Extracted data entries

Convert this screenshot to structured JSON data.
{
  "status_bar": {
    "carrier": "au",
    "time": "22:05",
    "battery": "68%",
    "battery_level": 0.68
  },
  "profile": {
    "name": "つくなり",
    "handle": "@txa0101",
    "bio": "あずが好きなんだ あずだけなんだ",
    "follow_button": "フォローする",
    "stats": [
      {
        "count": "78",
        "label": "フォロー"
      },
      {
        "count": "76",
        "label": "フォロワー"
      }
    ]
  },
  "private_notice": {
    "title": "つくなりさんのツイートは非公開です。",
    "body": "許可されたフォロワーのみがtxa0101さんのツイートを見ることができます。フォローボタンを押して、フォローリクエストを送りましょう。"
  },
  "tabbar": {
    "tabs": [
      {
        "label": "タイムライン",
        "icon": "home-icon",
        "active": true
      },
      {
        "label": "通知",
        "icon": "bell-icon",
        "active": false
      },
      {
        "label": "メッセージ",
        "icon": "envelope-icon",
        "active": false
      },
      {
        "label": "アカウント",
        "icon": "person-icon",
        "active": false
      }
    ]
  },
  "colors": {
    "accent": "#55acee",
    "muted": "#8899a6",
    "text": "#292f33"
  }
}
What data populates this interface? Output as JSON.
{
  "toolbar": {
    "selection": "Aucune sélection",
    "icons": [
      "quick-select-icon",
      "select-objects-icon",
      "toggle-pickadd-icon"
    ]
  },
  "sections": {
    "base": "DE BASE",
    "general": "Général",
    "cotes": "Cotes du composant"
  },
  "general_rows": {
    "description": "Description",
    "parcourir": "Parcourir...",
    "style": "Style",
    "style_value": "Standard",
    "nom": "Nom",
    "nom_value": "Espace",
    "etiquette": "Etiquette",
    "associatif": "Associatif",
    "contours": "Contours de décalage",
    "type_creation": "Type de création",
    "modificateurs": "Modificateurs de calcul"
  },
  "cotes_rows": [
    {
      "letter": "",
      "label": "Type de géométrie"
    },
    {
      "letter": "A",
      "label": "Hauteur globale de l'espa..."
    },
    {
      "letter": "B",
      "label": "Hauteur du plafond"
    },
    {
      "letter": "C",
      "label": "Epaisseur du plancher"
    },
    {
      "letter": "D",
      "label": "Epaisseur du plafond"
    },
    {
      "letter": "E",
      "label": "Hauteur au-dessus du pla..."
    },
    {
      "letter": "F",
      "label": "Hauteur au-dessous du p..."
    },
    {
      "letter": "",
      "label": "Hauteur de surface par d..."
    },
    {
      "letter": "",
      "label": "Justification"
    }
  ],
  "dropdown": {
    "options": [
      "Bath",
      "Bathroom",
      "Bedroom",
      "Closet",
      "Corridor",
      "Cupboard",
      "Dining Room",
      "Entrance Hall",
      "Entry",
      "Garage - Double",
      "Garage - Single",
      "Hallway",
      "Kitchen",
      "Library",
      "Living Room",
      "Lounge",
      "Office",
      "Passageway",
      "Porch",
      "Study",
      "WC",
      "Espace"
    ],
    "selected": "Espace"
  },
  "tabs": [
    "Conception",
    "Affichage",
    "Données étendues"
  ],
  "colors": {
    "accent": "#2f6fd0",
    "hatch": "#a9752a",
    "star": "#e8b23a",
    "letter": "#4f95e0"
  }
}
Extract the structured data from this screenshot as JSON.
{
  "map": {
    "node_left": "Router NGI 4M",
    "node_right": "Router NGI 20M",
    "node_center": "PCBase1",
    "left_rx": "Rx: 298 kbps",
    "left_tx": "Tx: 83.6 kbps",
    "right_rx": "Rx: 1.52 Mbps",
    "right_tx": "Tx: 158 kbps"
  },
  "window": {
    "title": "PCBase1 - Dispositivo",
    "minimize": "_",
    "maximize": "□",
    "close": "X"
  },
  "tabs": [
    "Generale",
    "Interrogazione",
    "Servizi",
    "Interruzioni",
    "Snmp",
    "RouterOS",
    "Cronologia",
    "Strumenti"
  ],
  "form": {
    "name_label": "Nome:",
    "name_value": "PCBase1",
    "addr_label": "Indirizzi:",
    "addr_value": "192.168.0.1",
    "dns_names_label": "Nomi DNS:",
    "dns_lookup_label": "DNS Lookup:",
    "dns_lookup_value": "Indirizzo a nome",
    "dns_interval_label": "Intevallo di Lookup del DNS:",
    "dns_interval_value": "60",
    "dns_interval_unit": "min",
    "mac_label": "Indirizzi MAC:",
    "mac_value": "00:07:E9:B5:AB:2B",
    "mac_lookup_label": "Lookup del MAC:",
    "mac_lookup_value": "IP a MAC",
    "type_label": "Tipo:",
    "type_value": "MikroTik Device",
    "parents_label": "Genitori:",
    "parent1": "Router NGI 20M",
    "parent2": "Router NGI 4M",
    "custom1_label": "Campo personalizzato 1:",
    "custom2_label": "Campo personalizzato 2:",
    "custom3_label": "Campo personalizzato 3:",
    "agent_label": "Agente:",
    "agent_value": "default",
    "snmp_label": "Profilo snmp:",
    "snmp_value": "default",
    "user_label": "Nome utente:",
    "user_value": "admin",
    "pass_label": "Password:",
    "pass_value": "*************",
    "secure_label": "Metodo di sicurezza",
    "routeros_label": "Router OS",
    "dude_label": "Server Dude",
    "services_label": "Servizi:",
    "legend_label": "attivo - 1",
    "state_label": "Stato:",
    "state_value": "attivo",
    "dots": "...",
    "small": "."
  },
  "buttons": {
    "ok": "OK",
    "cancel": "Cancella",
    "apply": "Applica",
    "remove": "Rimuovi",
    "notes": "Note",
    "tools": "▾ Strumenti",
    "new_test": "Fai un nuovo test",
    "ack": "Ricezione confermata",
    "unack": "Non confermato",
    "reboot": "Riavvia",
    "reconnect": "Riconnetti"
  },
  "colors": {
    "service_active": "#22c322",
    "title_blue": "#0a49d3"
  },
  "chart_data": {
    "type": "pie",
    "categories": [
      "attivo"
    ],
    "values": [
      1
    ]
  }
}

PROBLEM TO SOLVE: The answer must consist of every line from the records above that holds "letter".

ANSWER BOX:
      "letter": "",
      "letter": "A",
      "letter": "B",
      "letter": "C",
      "letter": "D",
      "letter": "E",
      "letter": "F",
      "letter": "",
      "letter": "",
    "letter": "#4f95e0"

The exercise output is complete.